Green buildings in an urban jungle

Is it possible to live green in a concrete jungle like Bangkok? Does Thailand have policies to stimulate sustainable development? The UN World Commission on Environment and Development in 1987 defined sustainable development as development that meets the needs of the present generation without compromising the ability of future generations to meet their own needs.

Developed nations such as the US, Canada, Japan and Singapore have formulated policies that promote sustainable development. Energy-efficient construction — so-called “green buildings” — are integral to these policies. A green building is often defined as a facility that is designed, built and operated using ecological principles for the purpose of promoting occupant health and resource efficiency while minimising the building’s impact on the natural environment.

Lessons learned from other countries show that effective green construction practices are dependent on three interlinked factors, being the development of effective national green building codes, the existence of reputable certification systems and authorities to confirm compliance with those codes and the development of effective incentives or penalties.

Various states in the US have green building codes; for example, California’s Green Building Code (CALGreen) sets minimum requirements with which new and existing buildings must comply. Similarly, Singapore enacted its Building Control (Environmental Sustainability) Regulations in 2008. These apply to all new/modified buildings with a gross floor area of 2,000m² or more. Thailand’s equivalent of a green building code is the Ministerial Regulation Prescribing the Type and Size of Buildings and Standards, Rules and Procedures for Designing Energy Conservation Buildings 2009 (“Green Building Code”). At merely four pages and 11 simple clauses, it has none of the complexity of the comparable legislation in some of the more developed jurisdictions, but it is a start.

Thailand’s Green Building Code was issued by the Minister of Energy under Section 19 of the Energy Conservation Promotion Act. It applies to nine types of new buildings with a gross floor area of 2,000m² or more and to any modifications to those types of buildings that increase the gross floor area to 2,000m² or more.

These buildings are healthcare centres such as hospitals, educational institutions, office buildings, condominiums, buildings where more than 500 people can gather (such as sports stadiums or convention centres), cinemas, hotels, certain entertainment establishments and shopping centres and department stores.

The Green Building Code prescribes standards for the building envelope system, electrical lighting system, water heating and air-conditioning systems, overall energy consumption and renewable energy deployment within the building.

A building’s envelope system, in which insulation plays a large role, determines the heat transfers from the building. Heat transfer is measured in the Overall Thermal Transfer Value (OTTV) and the Roof Thermal Transfer Value (RTTV). OTTV and RTTV are control measures to cut down heat transfers to reduce the cooling load of the building. The Green Building Code provides maximum values for OTTV and RTTV for the nine categories of regulated buildings, with educational institutions and offices having the highest permitted OTTV and RTTV and hotels, hospitals and condominiums having the lowest. The Green Building Code also prescribes maximum luminance levels of lighting inside the building to ensure that the rate of power used by the electric lighting system is below a certain threshold (which varies subject to the type of building).
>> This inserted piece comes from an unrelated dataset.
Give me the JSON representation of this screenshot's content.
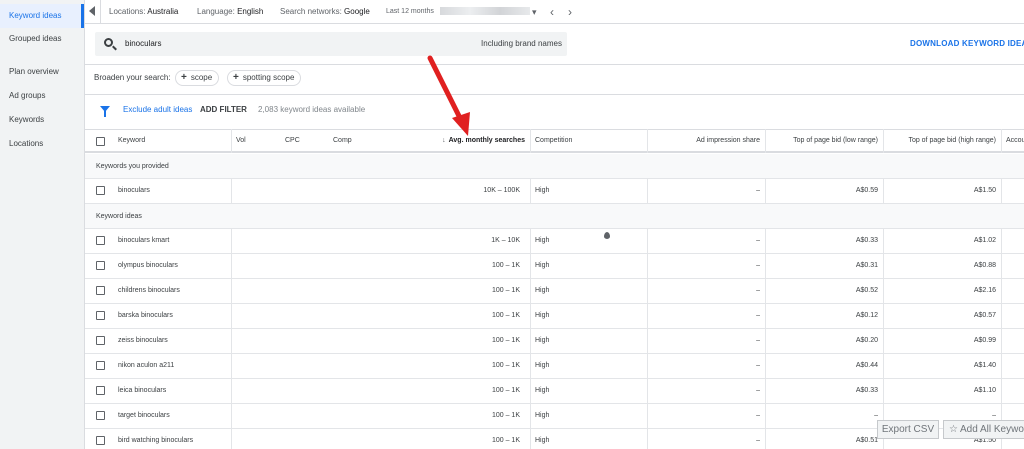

Air-conditioning systems are the main source of energy consumption for buildings in countries such as Thailand, given the constant hot and humid weather throughout the year.

As such, the Green Building Code prescribes standards for the coefficient of performance, energy efficiency and electric power demand of air-conditioning systems in the regulated buildings.

Water-heating systems also must meet minimum energy efficiency levels.

Finally, the Green Building Code encourages the deployment of renewable energy in buildings. The value of solar generated electricity may be deducted when calculating the overall energy consumption of the building.

Is the Green Building Code a mere statement of ideals without any legal weight behind it, or does it have teeth?

Next week we will examine the second and third planks in Thailand green building platform, being the existence of authorities to certify whether a building is green, and penalties and incentives to ensure compliance with the Green Building Code. n


Angus Mitchell (angus.mitchell@dfdl.com), Audray Souche (Audray.Souche@dfdl.com) and Kunal Sachdev (kunal@dfdl.com).

About the author

columnist
Writer: Angus Mitchell
Position: Writer